Activity: Repeat each record word for word.

Stored records:
^^^^

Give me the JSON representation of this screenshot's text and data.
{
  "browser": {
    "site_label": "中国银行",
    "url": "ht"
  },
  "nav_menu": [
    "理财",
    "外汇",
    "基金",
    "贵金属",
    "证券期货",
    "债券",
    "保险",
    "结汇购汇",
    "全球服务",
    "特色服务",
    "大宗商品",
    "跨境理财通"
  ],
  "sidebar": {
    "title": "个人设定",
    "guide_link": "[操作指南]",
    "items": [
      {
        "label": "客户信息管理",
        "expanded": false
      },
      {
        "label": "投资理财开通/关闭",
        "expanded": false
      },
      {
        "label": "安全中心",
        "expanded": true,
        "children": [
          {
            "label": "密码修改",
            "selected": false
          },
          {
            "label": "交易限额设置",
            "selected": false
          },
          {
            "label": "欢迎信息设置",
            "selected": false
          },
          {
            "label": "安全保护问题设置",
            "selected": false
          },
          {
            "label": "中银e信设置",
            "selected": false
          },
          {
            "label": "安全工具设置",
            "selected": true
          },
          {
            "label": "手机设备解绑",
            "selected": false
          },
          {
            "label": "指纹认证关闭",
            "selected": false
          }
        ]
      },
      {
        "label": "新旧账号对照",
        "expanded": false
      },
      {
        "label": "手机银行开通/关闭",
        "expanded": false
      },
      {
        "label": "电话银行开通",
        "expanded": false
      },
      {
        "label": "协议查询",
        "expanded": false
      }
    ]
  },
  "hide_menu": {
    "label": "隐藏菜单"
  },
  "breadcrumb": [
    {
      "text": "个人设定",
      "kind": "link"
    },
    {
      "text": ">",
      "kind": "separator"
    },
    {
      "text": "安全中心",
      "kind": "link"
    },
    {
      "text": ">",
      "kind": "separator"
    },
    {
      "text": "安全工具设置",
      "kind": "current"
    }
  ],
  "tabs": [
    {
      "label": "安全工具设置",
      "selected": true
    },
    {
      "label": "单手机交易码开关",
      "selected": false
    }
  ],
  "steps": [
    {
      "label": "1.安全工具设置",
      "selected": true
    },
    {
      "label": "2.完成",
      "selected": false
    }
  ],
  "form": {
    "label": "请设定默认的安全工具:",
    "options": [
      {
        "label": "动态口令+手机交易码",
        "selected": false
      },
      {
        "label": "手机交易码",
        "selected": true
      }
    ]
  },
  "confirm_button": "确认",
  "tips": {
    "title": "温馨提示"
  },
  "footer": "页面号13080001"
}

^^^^

Response to the exercise:
Give me the JSON representation of this screenshot's text and data.
{
  "browser": {
    "site_label": "中国银行",
    "url": "ht"
  },
  "nav_menu": [
    "理财",
    "外汇",
    "基金",
    "贵金属",
    "证券期货",
    "债券",
    "保险",
    "结汇购汇",
    "全球服务",
    "特色服务",
    "大宗商品",
    "跨境理财通"
  ],
  "sidebar": {
    "title": "个人设定",
    "guide_link": "[操作指南]",
    "items": [
      {
        "label": "客户信息管理",
        "expanded": false
      },
      {
        "label": "投资理财开通/关闭",
        "expanded": false
      },
      {
        "label": "安全中心",
        "expanded": true,
        "children": [
          {
            "label": "密码修改",
            "selected": false
          },
          {
            "label": "交易限额设置",
            "selected": false
          },
          {
            "label": "欢迎信息设置",
            "selected": false
          },
          {
            "label": "安全保护问题设置",
            "selected": false
          },
          {
            "label": "中银e信设置",
            "selected": false
          },
          {
            "label": "安全工具设置",
            "selected": true
          },
          {
            "label": "手机设备解绑",
            "selected": false
          },
          {
            "label": "指纹认证关闭",
            "selected": false
          }
        ]
      },
      {
        "label": "新旧账号对照",
        "expanded": false
      },
      {
        "label": "手机银行开通/关闭",
        "expanded": false
      },
      {
        "label": "电话银行开通",
        "expanded": false
      },
      {
        "label": "协议查询",
        "expanded": false
      }
    ]
  },
  "hide_menu": {
    "label": "隐藏菜单"
  },
  "breadcrumb": [
    {
      "text": "个人设定",
      "kind": "link"
    },
    {
      "text": ">",
      "kind": "separator"
    },
    {
      "text": "安全中心",
      "kind": "link"
    },
    {
      "text": ">",
      "kind": "separator"
    },
    {
      "text": "安全工具设置",
      "kind": "current"
    }
  ],
  "tabs": [
    {
      "label": "安全工具设置",
      "selected": true
    },
    {
      "label": "单手机交易码开关",
      "selected": false
    }
  ],
  "steps": [
    {
      "label": "1.安全工具设置",
      "selected": true
    },
    {
      "label": "2.完成",
      "selected": false
    }
  ],
  "form": {
    "label": "请设定默认的安全工具:",
    "options": [
      {
        "label": "动态口令+手机交易码",
        "selected": false
      },
      {
        "label": "手机交易码",
        "selected": true
      }
    ]
  },
  "confirm_button": "确认",
  "tips": {
    "title": "温馨提示"
  },
  "footer": "页面号13080001"
}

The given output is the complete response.